[Web page and app entries]
· · · ·

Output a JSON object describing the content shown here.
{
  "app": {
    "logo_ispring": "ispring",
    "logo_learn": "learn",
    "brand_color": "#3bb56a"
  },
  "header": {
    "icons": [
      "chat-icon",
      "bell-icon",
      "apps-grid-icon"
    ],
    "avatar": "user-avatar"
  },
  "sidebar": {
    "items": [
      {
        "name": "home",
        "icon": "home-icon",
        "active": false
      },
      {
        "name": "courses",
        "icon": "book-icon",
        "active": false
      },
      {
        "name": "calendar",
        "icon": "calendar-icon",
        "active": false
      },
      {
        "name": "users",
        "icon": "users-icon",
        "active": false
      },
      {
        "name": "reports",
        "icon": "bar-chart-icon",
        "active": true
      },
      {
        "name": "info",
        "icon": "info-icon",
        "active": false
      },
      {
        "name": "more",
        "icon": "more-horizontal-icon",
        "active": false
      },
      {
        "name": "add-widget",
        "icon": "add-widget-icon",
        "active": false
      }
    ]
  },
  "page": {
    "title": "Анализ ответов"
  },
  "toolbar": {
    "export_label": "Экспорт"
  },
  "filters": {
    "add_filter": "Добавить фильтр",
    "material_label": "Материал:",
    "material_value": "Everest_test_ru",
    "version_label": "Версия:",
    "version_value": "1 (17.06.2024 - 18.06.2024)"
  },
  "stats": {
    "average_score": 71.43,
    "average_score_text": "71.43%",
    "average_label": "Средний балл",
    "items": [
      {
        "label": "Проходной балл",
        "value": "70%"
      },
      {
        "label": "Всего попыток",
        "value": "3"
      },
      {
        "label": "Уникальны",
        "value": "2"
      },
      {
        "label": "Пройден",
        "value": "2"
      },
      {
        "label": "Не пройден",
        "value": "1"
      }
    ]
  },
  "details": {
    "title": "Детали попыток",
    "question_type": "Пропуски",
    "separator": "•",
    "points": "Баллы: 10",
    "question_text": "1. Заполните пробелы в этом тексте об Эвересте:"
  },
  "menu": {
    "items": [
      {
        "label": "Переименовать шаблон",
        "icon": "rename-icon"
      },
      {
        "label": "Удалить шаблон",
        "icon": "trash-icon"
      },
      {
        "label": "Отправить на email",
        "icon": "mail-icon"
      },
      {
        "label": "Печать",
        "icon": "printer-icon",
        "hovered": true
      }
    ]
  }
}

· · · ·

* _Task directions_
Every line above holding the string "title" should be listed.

* _Your response_
    "title": "Анализ ответов"
    "title": "Детали попыток",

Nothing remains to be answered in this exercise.